───── SUPPLIED DATA

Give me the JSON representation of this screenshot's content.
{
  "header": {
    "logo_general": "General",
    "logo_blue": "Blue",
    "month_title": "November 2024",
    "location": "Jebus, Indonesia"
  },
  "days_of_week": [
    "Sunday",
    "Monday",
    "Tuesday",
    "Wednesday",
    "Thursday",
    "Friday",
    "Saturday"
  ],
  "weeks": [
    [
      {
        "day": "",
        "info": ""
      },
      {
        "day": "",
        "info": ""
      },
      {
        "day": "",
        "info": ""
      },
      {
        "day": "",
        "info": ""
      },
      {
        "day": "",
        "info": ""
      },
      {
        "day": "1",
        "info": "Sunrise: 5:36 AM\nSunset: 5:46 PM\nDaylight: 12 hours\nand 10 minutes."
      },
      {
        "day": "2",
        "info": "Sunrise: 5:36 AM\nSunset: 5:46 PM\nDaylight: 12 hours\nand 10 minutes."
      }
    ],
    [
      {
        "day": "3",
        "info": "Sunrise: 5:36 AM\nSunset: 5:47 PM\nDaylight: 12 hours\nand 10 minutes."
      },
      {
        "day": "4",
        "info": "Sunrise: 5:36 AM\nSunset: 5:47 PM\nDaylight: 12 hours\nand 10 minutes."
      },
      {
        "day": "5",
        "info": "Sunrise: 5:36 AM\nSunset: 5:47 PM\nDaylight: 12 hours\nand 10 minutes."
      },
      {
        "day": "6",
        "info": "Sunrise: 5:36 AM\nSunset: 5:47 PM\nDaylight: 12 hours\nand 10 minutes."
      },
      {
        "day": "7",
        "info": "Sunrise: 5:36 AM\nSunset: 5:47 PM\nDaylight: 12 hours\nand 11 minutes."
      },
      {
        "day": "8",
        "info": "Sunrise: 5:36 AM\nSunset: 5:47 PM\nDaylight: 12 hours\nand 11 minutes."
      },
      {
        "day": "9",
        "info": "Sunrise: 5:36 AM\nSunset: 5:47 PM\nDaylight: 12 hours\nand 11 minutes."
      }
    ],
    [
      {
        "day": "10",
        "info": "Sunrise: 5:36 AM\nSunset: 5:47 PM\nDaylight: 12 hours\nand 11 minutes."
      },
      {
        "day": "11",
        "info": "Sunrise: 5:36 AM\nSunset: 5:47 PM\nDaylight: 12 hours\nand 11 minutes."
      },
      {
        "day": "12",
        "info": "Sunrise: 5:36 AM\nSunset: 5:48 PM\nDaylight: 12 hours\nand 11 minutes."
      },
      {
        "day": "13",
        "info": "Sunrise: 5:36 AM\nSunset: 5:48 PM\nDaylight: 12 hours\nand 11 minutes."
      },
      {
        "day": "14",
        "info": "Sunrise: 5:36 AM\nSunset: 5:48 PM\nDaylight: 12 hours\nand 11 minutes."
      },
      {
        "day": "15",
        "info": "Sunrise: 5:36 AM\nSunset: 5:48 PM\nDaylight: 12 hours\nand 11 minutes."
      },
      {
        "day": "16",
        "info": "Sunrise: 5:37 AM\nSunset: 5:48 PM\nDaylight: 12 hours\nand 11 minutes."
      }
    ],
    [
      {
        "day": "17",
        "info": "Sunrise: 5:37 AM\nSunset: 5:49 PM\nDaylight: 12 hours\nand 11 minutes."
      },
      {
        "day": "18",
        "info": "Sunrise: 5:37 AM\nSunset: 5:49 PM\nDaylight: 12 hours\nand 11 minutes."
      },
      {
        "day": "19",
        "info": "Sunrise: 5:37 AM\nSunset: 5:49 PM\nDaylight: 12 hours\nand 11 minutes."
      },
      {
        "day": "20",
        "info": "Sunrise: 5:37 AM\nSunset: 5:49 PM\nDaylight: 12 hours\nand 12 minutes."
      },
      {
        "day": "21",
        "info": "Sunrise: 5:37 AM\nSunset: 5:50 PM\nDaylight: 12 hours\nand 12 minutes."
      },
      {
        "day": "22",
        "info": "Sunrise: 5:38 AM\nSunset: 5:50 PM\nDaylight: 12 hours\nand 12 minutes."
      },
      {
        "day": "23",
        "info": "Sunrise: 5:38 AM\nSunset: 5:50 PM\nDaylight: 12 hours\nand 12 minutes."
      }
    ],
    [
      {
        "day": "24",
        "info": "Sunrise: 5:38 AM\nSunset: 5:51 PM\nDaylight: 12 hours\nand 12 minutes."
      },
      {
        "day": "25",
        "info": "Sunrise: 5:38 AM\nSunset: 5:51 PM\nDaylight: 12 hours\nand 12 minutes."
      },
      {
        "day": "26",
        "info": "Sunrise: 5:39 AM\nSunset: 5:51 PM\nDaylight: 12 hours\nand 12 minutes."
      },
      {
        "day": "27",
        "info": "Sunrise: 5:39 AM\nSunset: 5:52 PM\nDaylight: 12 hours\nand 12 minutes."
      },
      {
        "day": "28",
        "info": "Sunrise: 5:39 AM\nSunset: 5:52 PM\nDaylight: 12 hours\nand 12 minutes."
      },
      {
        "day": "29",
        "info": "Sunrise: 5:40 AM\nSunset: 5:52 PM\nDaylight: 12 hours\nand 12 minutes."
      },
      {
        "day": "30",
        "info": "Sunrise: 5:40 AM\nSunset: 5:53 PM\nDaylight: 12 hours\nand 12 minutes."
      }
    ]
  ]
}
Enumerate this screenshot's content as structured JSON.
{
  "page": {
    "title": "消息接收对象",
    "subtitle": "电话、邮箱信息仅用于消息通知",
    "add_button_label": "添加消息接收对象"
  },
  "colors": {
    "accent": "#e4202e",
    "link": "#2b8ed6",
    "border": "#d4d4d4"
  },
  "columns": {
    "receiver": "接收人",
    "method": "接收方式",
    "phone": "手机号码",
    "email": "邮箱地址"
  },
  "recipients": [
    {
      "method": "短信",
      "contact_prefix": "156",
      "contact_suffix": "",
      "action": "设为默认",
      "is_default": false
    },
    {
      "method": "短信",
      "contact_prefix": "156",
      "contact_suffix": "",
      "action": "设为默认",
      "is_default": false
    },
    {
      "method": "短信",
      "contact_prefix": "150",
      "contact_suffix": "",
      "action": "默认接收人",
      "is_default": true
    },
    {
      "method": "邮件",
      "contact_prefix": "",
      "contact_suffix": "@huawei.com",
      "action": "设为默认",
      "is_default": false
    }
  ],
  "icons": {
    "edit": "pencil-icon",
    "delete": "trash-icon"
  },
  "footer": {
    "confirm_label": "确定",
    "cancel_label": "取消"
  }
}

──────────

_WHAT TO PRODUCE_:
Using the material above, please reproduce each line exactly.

_WRITTEN ANSWER_:
Give me the JSON representation of this screenshot's content.
{
  "header": {
    "logo_general": "General",
    "logo_blue": "Blue",
    "month_title": "November 2024",
    "location": "Jebus, Indonesia"
  },
  "days_of_week": [
    "Sunday",
    "Monday",
    "Tuesday",
    "Wednesday",
    "Thursday",
    "Friday",
    "Saturday"
  ],
  "weeks": [
    [
      {
        "day": "",
        "info": ""
      },
      {
        "day": "",
        "info": ""
      },
      {
        "day": "",
        "info": ""
      },
      {
        "day": "",
        "info": ""
      },
      {
        "day": "",
        "info": ""
      },
      {
        "day": "1",
        "info": "Sunrise: 5:36 AM\nSunset: 5:46 PM\nDaylight: 12 hours\nand 10 minutes."
      },
      {
        "day": "2",
        "info": "Sunrise: 5:36 AM\nSunset: 5:46 PM\nDaylight: 12 hours\nand 10 minutes."
      }
    ],
    [
      {
        "day": "3",
        "info": "Sunrise: 5:36 AM\nSunset: 5:47 PM\nDaylight: 12 hours\nand 10 minutes."
      },
      {
        "day": "4",
        "info": "Sunrise: 5:36 AM\nSunset: 5:47 PM\nDaylight: 12 hours\nand 10 minutes."
      },
      {
        "day": "5",
        "info": "Sunrise: 5:36 AM\nSunset: 5:47 PM\nDaylight: 12 hours\nand 10 minutes."
      },
      {
        "day": "6",
        "info": "Sunrise: 5:36 AM\nSunset: 5:47 PM\nDaylight: 12 hours\nand 10 minutes."
      },
      {
        "day": "7",
        "info": "Sunrise: 5:36 AM\nSunset: 5:47 PM\nDaylight: 12 hours\nand 11 minutes."
      },
      {
        "day": "8",
        "info": "Sunrise: 5:36 AM\nSunset: 5:47 PM\nDaylight: 12 hours\nand 11 minutes."
      },
      {
        "day": "9",
        "info": "Sunrise: 5:36 AM\nSunset: 5:47 PM\nDaylight: 12 hours\nand 11 minutes."
      }
    ],
    [
      {
        "day": "10",
        "info": "Sunrise: 5:36 AM\nSunset: 5:47 PM\nDaylight: 12 hours\nand 11 minutes."
      },
      {
        "day": "11",
        "info": "Sunrise: 5:36 AM\nSunset: 5:47 PM\nDaylight: 12 hours\nand 11 minutes."
      },
      {
        "day": "12",
        "info": "Sunrise: 5:36 AM\nSunset: 5:48 PM\nDaylight: 12 hours\nand 11 minutes."
      },
      {
        "day": "13",
        "info": "Sunrise: 5:36 AM\nSunset: 5:48 PM\nDaylight: 12 hours\nand 11 minutes."
      },
      {
        "day": "14",
        "info": "Sunrise: 5:36 AM\nSunset: 5:48 PM\nDaylight: 12 hours\nand 11 minutes."
      },
      {
        "day": "15",
        "info": "Sunrise: 5:36 AM\nSunset: 5:48 PM\nDaylight: 12 hours\nand 11 minutes."
      },
      {
        "day": "16",
        "info": "Sunrise: 5:37 AM\nSunset: 5:48 PM\nDaylight: 12 hours\nand 11 minutes."
      }
    ],
    [
      {
        "day": "17",
        "info": "Sunrise: 5:37 AM\nSunset: 5:49 PM\nDaylight: 12 hours\nand 11 minutes."
      },
      {
        "day": "18",
        "info": "Sunrise: 5:37 AM\nSunset: 5:49 PM\nDaylight: 12 hours\nand 11 minutes."
      },
      {
        "day": "19",
        "info": "Sunrise: 5:37 AM\nSunset: 5:49 PM\nDaylight: 12 hours\nand 11 minutes."
      },
      {
        "day": "20",
        "info": "Sunrise: 5:37 AM\nSunset: 5:49 PM\nDaylight: 12 hours\nand 12 minutes."
      },
      {
        "day": "21",
        "info": "Sunrise: 5:37 AM\nSunset: 5:50 PM\nDaylight: 12 hours\nand 12 minutes."
      },
      {
        "day": "22",
        "info": "Sunrise: 5:38 AM\nSunset: 5:50 PM\nDaylight: 12 hours\nand 12 minutes."
      },
      {
        "day": "23",
        "info": "Sunrise: 5:38 AM\nSunset: 5:50 PM\nDaylight: 12 hours\nand 12 minutes."
      }
    ],
    [
      {
        "day": "24",
        "info": "Sunrise: 5:38 AM\nSunset: 5:51 PM\nDaylight: 12 hours\nand 12 minutes."
      },
      {
        "day": "25",
        "info": "Sunrise: 5:38 AM\nSunset: 5:51 PM\nDaylight: 12 hours\nand 12 minutes."
      },
      {
        "day": "26",
        "info": "Sunrise: 5:39 AM\nSunset: 5:51 PM\nDaylight: 12 hours\nand 12 minutes."
      },
      {
        "day": "27",
        "info": "Sunrise: 5:39 AM\nSunset: 5:52 PM\nDaylight: 12 hours\nand 12 minutes."
      },
      {
        "day": "28",
        "info": "Sunrise: 5:39 AM\nSunset: 5:52 PM\nDaylight: 12 hours\nand 12 minutes."
      },
      {
        "day": "29",
        "info": "Sunrise: 5:40 AM\nSunset: 5:52 PM\nDaylight: 12 hours\nand 12 minutes."
      },
      {
        "day": "30",
        "info": "Sunrise: 5:40 AM\nSunset: 5:53 PM\nDaylight: 12 hours\nand 12 minutes."
      }
    ]
  ]
}
Enumerate this screenshot's content as structured JSON.
{
  "page": {
    "title": "消息接收对象",
    "subtitle": "电话、邮箱信息仅用于消息通知",
    "add_button_label": "添加消息接收对象"
  },
  "colors": {
    "accent": "#e4202e",
    "link": "#2b8ed6",
    "border": "#d4d4d4"
  },
  "columns": {
    "receiver": "接收人",
    "method": "接收方式",
    "phone": "手机号码",
    "email": "邮箱地址"
  },
  "recipients": [
    {
      "method": "短信",
      "contact_prefix": "156",
      "contact_suffix": "",
      "action": "设为默认",
      "is_default": false
    },
    {
      "method": "短信",
      "contact_prefix": "156",
      "contact_suffix": "",
      "action": "设为默认",
      "is_default": false
    },
    {
      "method": "短信",
      "contact_prefix": "150",
      "contact_suffix": "",
      "action": "默认接收人",
      "is_default": true
    },
    {
      "method": "邮件",
      "contact_prefix": "",
      "contact_suffix": "@huawei.com",
      "action": "设为默认",
      "is_default": false
    }
  ],
  "icons": {
    "edit": "pencil-icon",
    "delete": "trash-icon"
  },
  "footer": {
    "confirm_label": "确定",
    "cancel_label": "取消"
  }
}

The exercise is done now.